• _TASK ITEM_: Please go through the records below and return every line holding the word "JSON".

··· PROVIDED DATA

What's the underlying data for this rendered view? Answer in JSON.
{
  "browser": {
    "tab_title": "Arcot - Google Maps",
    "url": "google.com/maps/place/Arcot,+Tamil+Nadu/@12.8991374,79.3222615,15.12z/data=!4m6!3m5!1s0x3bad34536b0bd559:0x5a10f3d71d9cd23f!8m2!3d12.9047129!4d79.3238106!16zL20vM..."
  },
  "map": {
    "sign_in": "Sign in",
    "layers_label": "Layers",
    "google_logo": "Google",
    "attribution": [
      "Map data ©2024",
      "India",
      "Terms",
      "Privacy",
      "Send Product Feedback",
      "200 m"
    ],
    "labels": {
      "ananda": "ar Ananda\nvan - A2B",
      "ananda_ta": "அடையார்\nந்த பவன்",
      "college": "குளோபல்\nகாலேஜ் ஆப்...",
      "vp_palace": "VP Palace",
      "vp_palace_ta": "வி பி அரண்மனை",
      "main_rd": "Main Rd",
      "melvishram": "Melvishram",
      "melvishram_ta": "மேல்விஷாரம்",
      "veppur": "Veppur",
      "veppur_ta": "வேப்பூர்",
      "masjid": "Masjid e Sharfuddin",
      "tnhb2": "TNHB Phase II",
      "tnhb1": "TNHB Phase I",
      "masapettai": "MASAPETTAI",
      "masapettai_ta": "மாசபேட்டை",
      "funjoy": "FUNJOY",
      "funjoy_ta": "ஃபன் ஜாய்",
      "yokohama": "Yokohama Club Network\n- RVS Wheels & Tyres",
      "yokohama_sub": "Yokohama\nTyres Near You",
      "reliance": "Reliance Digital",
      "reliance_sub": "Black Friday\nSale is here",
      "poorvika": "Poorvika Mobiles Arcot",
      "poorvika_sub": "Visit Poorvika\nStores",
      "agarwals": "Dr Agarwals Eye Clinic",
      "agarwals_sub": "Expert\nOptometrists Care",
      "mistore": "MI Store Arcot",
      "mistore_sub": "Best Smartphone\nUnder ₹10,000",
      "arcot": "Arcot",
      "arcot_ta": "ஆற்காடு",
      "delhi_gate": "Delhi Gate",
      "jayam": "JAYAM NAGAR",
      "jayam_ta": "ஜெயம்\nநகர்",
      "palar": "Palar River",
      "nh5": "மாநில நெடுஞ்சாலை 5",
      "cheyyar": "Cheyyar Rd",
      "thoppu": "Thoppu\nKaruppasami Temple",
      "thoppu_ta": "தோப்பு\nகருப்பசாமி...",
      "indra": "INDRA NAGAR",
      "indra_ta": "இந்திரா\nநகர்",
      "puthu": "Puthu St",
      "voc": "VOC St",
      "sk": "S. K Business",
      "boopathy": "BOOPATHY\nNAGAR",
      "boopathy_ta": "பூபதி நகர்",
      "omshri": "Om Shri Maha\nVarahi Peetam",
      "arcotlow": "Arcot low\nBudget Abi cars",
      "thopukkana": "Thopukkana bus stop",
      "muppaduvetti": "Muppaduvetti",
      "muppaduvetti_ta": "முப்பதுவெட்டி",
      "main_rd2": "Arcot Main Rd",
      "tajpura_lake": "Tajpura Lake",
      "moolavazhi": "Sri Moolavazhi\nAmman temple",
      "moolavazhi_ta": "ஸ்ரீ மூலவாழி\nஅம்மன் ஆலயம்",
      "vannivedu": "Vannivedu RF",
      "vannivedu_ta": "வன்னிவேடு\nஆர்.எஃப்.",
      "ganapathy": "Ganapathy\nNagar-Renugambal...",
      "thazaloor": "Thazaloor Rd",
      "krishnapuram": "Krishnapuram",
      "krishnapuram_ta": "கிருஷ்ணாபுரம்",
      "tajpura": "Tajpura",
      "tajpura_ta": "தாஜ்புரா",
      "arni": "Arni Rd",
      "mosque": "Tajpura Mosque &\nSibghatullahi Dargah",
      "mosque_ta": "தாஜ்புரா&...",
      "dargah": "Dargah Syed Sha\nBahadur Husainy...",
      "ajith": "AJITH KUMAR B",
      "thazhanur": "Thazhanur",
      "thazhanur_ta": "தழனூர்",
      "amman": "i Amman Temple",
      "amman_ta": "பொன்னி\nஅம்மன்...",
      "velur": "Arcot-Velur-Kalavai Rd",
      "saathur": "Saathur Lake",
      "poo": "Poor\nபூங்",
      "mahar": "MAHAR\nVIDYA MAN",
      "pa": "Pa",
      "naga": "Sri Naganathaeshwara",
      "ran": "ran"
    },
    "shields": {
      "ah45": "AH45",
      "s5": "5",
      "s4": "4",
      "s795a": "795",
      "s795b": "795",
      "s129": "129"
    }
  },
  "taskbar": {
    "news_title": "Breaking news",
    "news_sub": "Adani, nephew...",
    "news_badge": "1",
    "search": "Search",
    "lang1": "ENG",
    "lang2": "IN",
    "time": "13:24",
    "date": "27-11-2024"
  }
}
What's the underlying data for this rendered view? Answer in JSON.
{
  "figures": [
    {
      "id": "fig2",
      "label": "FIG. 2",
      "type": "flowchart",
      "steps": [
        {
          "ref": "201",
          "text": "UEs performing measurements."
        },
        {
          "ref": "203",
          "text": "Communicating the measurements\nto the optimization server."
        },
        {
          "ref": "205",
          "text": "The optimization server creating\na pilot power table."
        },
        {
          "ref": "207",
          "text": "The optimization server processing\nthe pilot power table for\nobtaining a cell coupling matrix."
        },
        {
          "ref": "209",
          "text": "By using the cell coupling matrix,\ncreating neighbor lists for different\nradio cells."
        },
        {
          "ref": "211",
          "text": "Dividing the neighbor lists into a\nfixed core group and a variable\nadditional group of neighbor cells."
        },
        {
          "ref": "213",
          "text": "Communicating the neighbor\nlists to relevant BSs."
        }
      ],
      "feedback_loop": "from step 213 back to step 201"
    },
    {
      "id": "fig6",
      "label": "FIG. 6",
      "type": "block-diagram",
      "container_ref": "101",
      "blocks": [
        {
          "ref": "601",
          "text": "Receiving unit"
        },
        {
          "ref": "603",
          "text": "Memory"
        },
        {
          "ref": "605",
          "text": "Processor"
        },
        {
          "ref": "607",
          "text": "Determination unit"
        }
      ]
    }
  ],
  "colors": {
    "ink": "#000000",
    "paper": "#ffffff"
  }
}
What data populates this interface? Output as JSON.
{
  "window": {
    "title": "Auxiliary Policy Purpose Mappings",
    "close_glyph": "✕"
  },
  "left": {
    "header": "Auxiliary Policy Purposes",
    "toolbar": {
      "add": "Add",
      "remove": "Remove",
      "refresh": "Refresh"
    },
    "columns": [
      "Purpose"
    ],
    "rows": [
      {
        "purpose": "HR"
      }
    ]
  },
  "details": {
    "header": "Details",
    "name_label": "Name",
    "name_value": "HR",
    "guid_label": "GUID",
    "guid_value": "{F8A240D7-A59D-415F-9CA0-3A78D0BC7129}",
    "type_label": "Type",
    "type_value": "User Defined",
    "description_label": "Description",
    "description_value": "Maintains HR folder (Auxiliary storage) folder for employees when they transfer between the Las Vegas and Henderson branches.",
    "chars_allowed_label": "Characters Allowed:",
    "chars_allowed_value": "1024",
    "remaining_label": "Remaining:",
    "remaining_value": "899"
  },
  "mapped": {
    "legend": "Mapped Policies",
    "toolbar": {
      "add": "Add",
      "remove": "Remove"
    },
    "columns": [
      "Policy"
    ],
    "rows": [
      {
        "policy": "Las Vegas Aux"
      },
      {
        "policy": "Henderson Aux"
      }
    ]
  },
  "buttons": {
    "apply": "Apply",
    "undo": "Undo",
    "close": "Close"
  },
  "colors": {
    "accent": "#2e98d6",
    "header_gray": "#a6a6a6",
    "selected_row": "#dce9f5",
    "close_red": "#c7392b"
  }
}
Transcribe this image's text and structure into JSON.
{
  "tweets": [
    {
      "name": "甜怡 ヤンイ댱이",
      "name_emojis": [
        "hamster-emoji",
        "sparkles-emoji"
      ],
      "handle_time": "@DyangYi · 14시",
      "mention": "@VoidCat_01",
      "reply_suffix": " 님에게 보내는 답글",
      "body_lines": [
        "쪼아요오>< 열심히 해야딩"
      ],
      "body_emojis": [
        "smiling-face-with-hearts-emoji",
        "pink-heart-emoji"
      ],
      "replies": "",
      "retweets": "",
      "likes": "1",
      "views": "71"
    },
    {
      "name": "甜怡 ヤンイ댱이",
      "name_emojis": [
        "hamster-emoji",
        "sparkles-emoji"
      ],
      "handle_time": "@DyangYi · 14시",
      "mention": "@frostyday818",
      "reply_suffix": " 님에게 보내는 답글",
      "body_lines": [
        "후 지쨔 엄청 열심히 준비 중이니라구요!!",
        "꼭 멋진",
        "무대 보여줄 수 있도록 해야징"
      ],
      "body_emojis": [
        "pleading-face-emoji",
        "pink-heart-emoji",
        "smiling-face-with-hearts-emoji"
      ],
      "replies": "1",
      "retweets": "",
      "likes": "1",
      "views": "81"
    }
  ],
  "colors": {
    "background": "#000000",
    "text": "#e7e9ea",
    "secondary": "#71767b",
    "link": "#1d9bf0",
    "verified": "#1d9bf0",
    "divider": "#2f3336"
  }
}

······

• _PROBLEM SOLUTION_:
What's the underlying data for this rendered view? Answer in JSON.
What's the underlying data for this rendered view? Answer in JSON.
What data populates this interface? Output as JSON.
Transcribe this image's text and structure into JSON.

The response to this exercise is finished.